Grant: 04-032R
Project Title: Satellite Tracking Juvenile Green Turtles
Project Manager: Dean Bagley
Organization: University of Central Florida (Research and Educational Institute)
Grant Amount: $32,115.00
Completion Date: 2007-12-20

Summary: Even after decades of study, much remains unknown about the juvenile years of marine turtle life history. In Florida there appears to be a lack of individuals above 70 cm, however adult green turtles are found in the lower Florida Keys. Using satellite telemetry to follow the largest juvenile green turtles as they leave nearshore developmental habitats should provide valuable insight about migration times, routes and destinations that will allow managers to make important conservation and management decisions for this endangered species. Satellite transmitters will be attached to the carapaces of juvenile green turtles of approximately 70 cm or larger inhabiting inshore and nearshore developmental habitats of the east central Florida coast. Satellite technology will allow us learn more about when they leave local waters, their migratory routes and destinations.

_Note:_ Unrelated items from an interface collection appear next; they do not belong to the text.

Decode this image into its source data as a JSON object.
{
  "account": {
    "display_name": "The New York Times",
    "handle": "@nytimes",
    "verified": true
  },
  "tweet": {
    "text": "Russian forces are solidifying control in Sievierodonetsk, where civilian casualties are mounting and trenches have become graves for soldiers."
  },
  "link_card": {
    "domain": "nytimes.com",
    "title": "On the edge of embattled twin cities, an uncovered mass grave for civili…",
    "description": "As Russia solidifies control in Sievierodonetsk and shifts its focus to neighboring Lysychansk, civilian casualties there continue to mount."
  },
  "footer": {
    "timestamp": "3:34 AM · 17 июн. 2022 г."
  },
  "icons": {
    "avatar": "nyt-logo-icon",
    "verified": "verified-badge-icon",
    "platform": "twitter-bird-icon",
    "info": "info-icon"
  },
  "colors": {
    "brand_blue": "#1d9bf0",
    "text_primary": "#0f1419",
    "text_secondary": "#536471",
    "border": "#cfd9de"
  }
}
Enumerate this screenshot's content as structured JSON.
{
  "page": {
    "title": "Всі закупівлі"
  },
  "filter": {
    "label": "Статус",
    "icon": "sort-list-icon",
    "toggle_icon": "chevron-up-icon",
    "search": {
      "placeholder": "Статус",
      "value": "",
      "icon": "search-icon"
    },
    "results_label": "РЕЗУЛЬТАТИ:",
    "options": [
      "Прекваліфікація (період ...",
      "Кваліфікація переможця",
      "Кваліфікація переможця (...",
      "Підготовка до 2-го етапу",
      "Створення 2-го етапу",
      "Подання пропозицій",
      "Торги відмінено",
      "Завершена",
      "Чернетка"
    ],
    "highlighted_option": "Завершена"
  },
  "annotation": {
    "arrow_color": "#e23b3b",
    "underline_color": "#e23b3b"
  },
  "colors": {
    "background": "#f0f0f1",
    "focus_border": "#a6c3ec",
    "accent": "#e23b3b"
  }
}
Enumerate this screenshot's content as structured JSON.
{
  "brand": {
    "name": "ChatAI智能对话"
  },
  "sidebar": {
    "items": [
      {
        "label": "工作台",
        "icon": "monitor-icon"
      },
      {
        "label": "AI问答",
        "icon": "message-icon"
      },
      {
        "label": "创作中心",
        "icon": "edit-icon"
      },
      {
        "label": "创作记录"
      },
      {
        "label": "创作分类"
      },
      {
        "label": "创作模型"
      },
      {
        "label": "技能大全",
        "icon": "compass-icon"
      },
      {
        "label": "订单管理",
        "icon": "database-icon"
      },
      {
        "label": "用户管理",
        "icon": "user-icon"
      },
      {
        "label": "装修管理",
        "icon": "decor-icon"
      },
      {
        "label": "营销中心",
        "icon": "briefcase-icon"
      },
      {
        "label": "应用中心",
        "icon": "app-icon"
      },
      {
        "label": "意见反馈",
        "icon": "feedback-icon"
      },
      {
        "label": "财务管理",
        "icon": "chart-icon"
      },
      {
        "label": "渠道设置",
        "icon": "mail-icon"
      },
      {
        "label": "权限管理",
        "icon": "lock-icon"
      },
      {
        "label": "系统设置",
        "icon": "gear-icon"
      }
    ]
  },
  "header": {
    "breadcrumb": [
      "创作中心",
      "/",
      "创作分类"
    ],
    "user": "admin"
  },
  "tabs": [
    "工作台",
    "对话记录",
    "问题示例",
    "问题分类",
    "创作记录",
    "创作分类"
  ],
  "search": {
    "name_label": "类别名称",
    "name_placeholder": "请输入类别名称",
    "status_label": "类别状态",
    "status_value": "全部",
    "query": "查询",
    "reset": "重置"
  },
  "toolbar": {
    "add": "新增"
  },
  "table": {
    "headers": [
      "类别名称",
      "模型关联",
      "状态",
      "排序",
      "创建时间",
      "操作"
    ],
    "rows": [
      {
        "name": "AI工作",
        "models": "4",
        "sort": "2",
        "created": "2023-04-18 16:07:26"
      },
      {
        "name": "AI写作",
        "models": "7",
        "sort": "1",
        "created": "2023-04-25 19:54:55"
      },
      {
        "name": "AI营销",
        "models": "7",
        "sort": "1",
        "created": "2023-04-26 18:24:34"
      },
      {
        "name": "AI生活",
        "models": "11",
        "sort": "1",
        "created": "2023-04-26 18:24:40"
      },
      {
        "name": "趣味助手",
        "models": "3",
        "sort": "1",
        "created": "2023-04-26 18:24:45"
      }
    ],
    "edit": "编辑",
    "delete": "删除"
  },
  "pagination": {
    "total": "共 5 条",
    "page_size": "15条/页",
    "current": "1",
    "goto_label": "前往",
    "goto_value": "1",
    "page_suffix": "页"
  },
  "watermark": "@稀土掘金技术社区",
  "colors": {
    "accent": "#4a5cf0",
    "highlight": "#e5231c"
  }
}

Results: Satellite transmitters were deployed on five immature green turtles with straight carapace lengths of greater than 70 cm as specified in our proposal and permits. Telonics transmitters ST-20, model A-1010were attached to each turtle using several layers of polyester resin and strips of fiberglass fabric. We had no problems with the deployments or the data acquisition. The transmitters sent data from 59 to 292 days. Turtles traveled distances ranging from approximately 1,140 km to 4,171 km. All five turtles traveled to the Florida Keys, but one animal continued on to Cuba and another to Puerto Rico, showing us new routes not previously seen in earlier deployments. It is possible that the turtle with the shortest transmission time may have been captured in the Cuban fishery. Analysis of mitochondrial DNA shows that four of the five turtles were of the A-1 green turtle haplotype found on Florida and Mexican nesting beaches. The fifth turtle had the haplotype A-5, found in Mexico, Aves Island and Surinam. The information provided by this grant added greatly to the data that we have been acquiring, little by little, to better understand green turtle life history and the “missing size classes” of large immature green turtles. Thanks to grants like this, they are beginning to be found. (Author: Dean Bagley)